- Advantages: NeuroLens addresses a niche yet growing problem in our screen-centric world. It not only provides visual clarity but also aims to enhance overall visual comfort by targeting the root cause of many modern visual complaints.
Safety and Usability of NeuroLens
NeuroLens, given its innovative approach to treating symptoms related to trigeminal dysphoria, has understandably raised questions about its safety and usability. Let’s dive into these aspects to get a clearer understanding.
- NeuroLens underwent clinical trials, where many participants reported symptom relief.
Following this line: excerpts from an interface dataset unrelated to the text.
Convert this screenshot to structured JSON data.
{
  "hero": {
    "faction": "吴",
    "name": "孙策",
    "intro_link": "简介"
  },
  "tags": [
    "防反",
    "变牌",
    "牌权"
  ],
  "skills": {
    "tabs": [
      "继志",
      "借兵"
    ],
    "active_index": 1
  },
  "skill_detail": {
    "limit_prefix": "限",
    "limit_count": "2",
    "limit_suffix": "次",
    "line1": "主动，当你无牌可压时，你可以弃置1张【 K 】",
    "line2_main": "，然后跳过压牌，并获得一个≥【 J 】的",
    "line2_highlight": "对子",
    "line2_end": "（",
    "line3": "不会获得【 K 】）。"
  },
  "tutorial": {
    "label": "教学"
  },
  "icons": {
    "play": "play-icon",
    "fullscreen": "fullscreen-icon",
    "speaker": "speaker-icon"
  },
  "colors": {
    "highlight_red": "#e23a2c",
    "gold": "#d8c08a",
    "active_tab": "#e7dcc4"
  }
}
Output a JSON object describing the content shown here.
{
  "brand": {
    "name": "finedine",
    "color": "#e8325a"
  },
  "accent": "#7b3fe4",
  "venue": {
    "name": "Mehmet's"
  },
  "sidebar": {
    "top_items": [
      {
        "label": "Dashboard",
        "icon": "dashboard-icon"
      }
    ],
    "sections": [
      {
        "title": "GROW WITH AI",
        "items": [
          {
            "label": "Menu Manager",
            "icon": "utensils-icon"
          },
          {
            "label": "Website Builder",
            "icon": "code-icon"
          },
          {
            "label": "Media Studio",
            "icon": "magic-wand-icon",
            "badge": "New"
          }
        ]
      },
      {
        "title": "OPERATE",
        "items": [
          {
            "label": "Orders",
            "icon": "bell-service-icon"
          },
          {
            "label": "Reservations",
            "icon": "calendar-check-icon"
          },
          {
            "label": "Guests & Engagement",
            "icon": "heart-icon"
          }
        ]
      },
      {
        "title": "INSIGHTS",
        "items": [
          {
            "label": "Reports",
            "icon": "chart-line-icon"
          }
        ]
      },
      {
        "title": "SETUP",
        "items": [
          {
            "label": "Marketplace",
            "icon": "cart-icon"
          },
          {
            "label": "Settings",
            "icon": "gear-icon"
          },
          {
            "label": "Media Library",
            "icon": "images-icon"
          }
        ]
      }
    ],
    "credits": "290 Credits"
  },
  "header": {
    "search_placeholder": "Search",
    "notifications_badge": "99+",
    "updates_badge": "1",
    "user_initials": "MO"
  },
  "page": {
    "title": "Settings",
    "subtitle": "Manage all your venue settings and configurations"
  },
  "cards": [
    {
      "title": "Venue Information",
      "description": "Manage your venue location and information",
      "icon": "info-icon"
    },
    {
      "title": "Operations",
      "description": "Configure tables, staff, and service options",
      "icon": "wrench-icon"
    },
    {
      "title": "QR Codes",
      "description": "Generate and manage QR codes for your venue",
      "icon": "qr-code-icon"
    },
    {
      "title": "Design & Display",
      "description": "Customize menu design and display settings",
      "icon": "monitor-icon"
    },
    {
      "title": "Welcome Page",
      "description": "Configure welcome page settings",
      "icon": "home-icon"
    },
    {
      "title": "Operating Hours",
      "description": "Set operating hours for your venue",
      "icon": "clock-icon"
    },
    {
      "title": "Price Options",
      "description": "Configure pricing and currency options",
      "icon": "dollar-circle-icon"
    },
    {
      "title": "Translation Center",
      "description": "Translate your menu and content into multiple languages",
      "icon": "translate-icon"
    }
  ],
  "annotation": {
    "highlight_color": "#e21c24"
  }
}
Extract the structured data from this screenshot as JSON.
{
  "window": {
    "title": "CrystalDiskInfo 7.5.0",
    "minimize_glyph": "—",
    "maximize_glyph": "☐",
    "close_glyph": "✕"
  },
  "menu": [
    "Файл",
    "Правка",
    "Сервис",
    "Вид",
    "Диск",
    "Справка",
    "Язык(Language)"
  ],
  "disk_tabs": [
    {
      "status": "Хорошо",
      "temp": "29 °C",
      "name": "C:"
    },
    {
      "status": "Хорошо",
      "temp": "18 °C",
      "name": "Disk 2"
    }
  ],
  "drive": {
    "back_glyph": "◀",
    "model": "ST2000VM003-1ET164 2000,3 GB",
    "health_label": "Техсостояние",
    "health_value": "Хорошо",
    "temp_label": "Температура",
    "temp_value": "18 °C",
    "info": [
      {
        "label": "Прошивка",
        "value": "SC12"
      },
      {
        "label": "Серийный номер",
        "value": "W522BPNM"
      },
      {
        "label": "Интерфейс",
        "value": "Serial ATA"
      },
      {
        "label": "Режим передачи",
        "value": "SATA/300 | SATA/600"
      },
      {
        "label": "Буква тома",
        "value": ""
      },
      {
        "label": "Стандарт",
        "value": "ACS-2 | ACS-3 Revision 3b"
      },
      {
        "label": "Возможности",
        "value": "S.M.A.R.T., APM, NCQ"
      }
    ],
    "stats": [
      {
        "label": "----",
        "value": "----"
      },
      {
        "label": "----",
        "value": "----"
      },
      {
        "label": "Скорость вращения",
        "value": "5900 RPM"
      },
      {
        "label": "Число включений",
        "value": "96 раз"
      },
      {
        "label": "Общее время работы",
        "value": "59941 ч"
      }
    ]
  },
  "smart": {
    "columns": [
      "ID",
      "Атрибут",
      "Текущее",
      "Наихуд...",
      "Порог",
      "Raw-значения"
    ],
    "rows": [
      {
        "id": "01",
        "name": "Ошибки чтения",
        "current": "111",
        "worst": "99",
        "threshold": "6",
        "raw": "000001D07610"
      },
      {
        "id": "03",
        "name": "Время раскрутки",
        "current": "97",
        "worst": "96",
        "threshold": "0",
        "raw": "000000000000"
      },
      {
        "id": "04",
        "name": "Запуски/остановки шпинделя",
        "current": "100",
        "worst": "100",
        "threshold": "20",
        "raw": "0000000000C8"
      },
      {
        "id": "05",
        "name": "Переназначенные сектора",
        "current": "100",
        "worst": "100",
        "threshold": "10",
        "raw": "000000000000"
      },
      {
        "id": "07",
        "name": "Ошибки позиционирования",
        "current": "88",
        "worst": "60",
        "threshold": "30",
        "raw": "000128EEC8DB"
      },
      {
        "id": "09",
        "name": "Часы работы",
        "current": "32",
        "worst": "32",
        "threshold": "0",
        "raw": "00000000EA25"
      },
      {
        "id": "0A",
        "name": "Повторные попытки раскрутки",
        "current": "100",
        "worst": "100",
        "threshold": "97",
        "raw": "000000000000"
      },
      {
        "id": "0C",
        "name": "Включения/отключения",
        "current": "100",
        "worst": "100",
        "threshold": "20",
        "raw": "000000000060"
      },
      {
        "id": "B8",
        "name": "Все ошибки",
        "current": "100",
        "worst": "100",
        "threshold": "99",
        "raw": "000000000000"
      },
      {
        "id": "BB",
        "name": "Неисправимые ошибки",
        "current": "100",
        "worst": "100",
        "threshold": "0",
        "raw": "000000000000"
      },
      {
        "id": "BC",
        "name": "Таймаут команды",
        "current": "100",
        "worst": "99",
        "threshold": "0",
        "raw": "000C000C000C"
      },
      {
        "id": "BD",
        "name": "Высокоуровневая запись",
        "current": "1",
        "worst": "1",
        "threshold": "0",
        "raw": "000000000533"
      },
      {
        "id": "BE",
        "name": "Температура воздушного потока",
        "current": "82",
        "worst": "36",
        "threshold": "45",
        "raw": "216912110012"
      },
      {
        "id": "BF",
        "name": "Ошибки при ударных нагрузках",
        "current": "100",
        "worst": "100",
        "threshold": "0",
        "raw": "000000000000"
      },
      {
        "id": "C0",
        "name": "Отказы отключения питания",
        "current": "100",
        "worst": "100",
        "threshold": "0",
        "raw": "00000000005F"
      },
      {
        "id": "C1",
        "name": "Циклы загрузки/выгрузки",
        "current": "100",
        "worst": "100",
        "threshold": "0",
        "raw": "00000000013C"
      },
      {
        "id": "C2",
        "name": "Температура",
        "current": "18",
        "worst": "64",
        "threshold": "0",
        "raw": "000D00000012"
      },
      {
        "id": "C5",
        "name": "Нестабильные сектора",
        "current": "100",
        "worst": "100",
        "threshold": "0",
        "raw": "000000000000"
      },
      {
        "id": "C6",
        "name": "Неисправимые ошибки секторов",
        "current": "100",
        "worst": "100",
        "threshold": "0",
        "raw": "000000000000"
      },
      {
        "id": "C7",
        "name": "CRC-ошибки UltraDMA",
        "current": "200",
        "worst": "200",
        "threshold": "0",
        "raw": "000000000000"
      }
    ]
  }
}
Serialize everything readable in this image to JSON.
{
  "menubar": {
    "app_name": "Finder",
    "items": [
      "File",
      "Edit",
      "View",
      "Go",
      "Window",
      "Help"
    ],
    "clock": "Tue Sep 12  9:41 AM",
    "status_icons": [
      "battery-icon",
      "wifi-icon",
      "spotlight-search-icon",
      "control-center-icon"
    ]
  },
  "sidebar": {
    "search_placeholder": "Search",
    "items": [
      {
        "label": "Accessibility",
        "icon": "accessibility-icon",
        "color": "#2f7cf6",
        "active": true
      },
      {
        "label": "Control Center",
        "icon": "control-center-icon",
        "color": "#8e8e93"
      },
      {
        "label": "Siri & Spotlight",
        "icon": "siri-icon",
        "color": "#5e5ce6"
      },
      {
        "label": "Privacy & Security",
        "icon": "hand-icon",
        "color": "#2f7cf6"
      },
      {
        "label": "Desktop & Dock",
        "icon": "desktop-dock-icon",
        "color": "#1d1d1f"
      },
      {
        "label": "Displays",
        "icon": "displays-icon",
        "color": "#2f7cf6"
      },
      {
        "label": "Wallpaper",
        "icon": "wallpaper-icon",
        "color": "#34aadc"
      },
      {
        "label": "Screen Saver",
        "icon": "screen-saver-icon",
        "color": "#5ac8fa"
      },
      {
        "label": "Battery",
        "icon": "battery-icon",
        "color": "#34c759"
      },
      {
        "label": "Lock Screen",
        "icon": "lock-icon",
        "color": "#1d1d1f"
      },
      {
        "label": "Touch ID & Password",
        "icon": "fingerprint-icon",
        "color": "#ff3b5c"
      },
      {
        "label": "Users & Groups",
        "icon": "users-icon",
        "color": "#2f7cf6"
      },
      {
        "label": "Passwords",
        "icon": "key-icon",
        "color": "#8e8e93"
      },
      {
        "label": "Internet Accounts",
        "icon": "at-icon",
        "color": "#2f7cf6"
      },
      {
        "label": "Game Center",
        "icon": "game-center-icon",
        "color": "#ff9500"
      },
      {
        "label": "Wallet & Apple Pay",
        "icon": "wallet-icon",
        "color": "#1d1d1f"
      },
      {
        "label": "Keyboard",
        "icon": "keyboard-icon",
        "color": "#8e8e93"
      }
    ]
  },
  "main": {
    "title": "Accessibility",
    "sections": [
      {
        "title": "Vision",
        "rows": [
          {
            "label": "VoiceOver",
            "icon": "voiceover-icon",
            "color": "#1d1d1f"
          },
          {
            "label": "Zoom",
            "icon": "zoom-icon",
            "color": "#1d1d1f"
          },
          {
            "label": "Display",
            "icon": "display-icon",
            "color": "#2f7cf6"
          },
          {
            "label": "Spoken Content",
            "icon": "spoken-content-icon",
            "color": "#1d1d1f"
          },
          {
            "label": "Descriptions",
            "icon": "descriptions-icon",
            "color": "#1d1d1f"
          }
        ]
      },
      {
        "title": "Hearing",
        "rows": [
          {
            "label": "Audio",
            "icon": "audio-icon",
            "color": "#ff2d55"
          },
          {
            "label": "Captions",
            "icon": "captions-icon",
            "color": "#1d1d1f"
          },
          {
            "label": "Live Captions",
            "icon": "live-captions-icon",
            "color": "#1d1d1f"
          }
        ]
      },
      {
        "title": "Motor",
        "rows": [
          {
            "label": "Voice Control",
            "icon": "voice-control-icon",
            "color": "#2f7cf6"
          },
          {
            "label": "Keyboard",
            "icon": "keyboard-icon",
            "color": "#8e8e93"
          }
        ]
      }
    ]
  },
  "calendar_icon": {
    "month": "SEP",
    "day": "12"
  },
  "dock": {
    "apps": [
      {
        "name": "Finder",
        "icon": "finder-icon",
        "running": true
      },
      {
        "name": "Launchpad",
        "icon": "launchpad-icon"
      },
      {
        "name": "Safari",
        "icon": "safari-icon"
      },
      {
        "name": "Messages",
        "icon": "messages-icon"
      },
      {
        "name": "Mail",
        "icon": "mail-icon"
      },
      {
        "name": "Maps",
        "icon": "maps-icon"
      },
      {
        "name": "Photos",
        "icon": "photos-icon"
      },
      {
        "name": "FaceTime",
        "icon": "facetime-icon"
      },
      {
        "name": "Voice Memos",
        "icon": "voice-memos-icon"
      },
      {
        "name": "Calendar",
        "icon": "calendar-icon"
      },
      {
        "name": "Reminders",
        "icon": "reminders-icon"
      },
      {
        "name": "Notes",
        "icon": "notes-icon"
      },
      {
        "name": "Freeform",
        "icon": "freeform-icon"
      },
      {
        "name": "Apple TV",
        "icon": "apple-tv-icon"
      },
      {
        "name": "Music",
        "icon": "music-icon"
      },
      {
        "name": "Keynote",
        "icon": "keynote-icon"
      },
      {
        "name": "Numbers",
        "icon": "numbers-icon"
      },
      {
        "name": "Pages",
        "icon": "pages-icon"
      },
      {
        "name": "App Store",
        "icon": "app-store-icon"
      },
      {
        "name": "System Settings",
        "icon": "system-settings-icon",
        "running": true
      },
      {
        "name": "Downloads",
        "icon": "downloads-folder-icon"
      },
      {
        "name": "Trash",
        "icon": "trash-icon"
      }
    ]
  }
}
- The lens has received clearance from the U.S. Food and Drug Administration (FDA).
- Initial adaptation to NeuroLens might include temporary symptoms like slight dizziness or peripheral vision distortion.
- Designed for all-day wear, NeuroLens suits various activities, from screen tasks to daily routines.
- Most users adjust to NeuroLens within days to weeks, especially with consistent wear.
- Regular cleaning and periodic optometrist check-ups are recommended for optimal use.
- NeuroLens is compatible with a range of frame designs, allowing personalization for users.
While its safety profile has been established through clinical trials and regulatory approvals, users must consult with their optometrist to determine if NeuroLens is the right fit for their specific needs and to address any concerns or questions they might have.
NeuroLens, with its specialized approach to addressing digital eye strain and related symptoms, offers a promising solution for many individuals in our screen-heavy world. At Eyecare on the Square, we’re dedicated to providing you with the most advanced solutions for your eye care needs. Embrace the future of visual wellness with NeuroLens, where clarity meets comfort, and step boldly into a world of relief from digital eye strain and discomfort.